* **EXERCISE AIM**:
A word-for-word copy of all entries is required, without images.
***** TASK DATA *****
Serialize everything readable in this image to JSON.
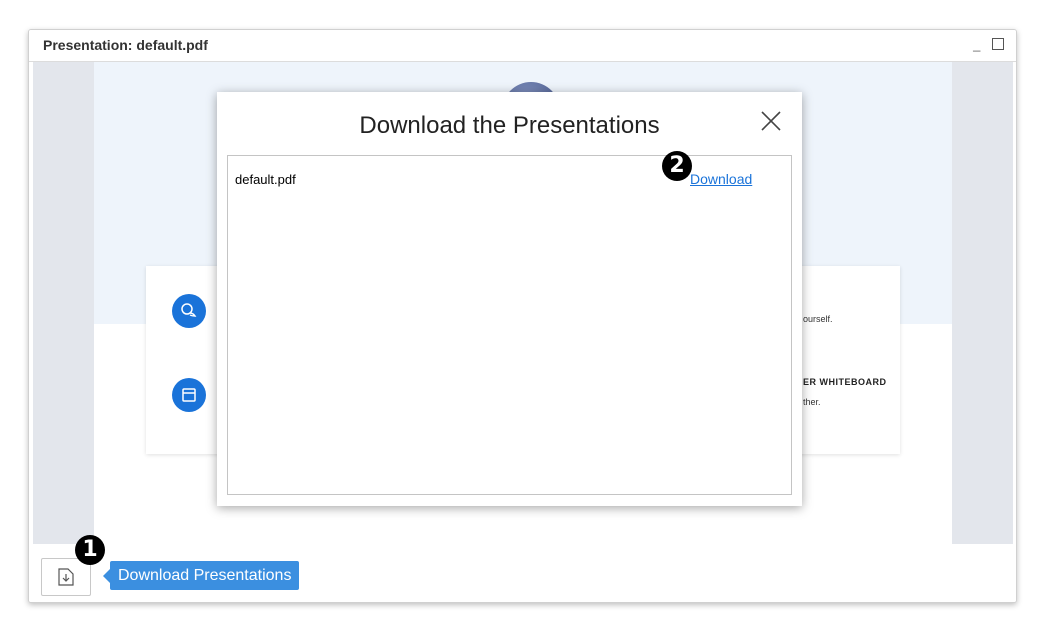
{
  "window": {
    "title": "Presentation: default.pdf",
    "minimize_label": "_"
  },
  "slide": {
    "feature_1_text": "ourself.",
    "feature_2_heading": "ER WHITEBOARD",
    "feature_2_text": "ther."
  },
  "toolbar": {
    "download_icon": "download-file-icon",
    "tooltip": "Download Presentations"
  },
  "annotations": {
    "step_1": "1",
    "step_2": "2"
  },
  "modal": {
    "title": "Download the Presentations",
    "close_icon": "close-icon",
    "files": [
      {
        "name": "default.pdf",
        "action": "Download"
      }
    ]
  },
  "colors": {
    "accent": "#1a73d9",
    "tooltip": "#3b8fe0",
    "viewer_bg": "#e3e6ec"
  }
}
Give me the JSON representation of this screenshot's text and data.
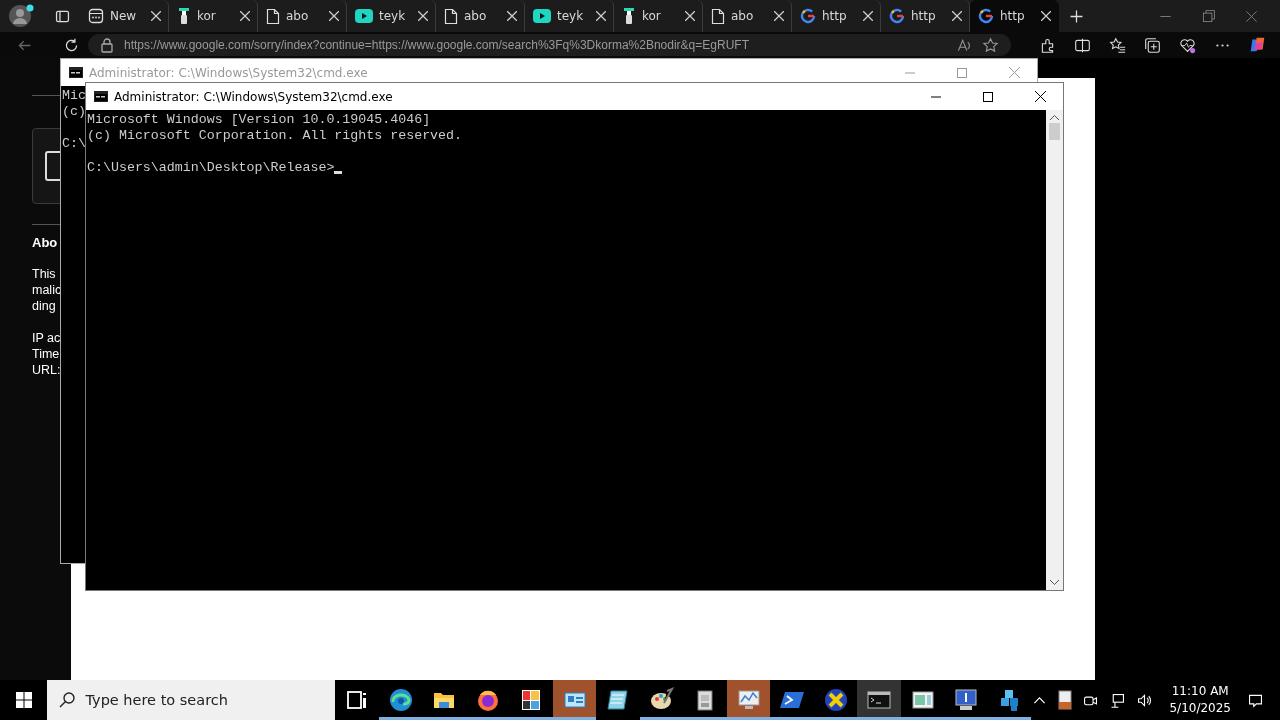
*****
* **ANSWER SECTION**:
Serialize everything readable in this image to JSON.
{
  "window": {
    "title": "Presentation: default.pdf",
    "minimize_label": "_"
  },
  "slide": {
    "feature_1_text": "ourself.",
    "feature_2_heading": "ER WHITEBOARD",
    "feature_2_text": "ther."
  },
  "toolbar": {
    "download_icon": "download-file-icon",
    "tooltip": "Download Presentations"
  },
  "annotations": {
    "step_1": "1",
    "step_2": "2"
  },
  "modal": {
    "title": "Download the Presentations",
    "close_icon": "close-icon",
    "files": [
      {
        "name": "default.pdf",
        "action": "Download"
      }
    ]
  },
  "colors": {
    "accent": "#1a73d9",
    "tooltip": "#3b8fe0",
    "viewer_bg": "#e3e6ec"
  }
}
Give me the JSON representation of this screenshot's text and data.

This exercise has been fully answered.